The player is able to interact with items such as newspapers and fliers which tell the player different aspects of the park for example information about its employees to just information about the park itself. Rides are also functioning within the park so the player has the chance to experience these and also use them as a method of trying to reach Callum. One aspect I found very interesting about this game is how over the course of the game Lorraine’s voice becomes more frantic as her concern for finding her son grows. I think this is an interesting mechanic and also makes the characters feel more real as any parent who loses their child is bound to become more panicked the longer it takes to find their child. I also feel it adds to the atmosphere of the game when applied with Lorraine’s background which she openly discussed when venturing through the park. She admits her faults and the players become sympathetic towards her because of this, they begin to feel a need to help Lorraine.

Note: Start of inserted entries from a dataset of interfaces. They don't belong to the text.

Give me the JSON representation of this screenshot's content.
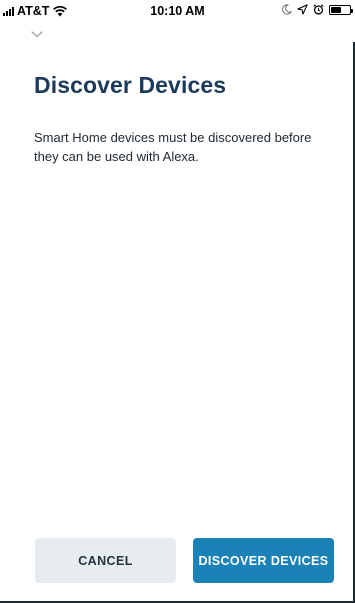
{
  "status_bar": {
    "carrier": "AT&T",
    "time": "10:10 AM",
    "battery_level": 0.55,
    "icons": [
      "signal-icon",
      "wifi-icon",
      "moon-icon",
      "location-icon",
      "alarm-icon",
      "battery-icon"
    ]
  },
  "header": {
    "collapse_icon": "chevron-down-icon"
  },
  "main": {
    "title": "Discover Devices",
    "description": "Smart Home devices must be discovered before they can be used with Alexa."
  },
  "actions": {
    "cancel_label": "CANCEL",
    "discover_label": "DISCOVER DEVICES"
  },
  "colors": {
    "title": "#1b3a5b",
    "primary_button": "#1b82b8",
    "secondary_button": "#e6ecf0"
  }
}
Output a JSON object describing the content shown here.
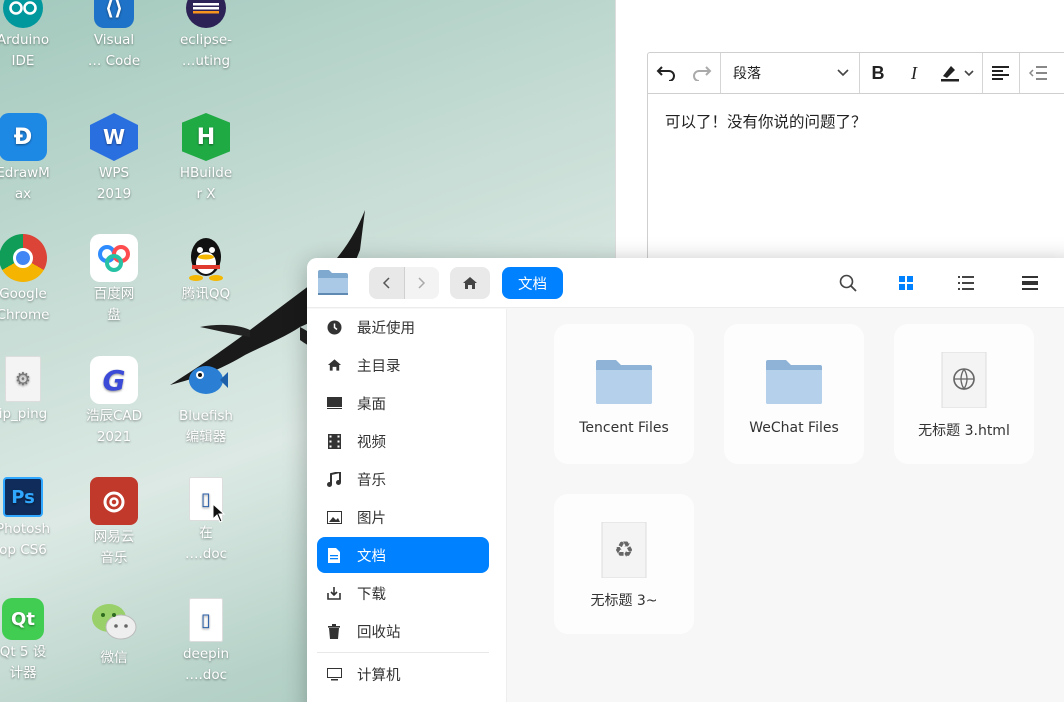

The reason I have taken inspiration from this game is due to the atmosphere it captures without having to use traditional clichés all of the time, and due to this I was able to keep hooked throughout the game. Some examples of this being re-entering a room yet every time the player enters, the room changes to something more insane then the first for example hanging dolls, blood and scribbled notes. It takes typical horror clichés such as flicking lights to a new level by adding the chance that the player could be directed into danger rather than being guided into a safe haven. Another reason I find this game particularly interesting is due to the ways it can take the player through a standard theme park environment into many different warped environments that show the characters instability without the player themselves feeling confused or lost at the designers choice or falling out of a state of flow with the game. These two things are things I am aiming to try and replicate within my games development so that my game can capture the atmosphere that is similar to that of The Park’s.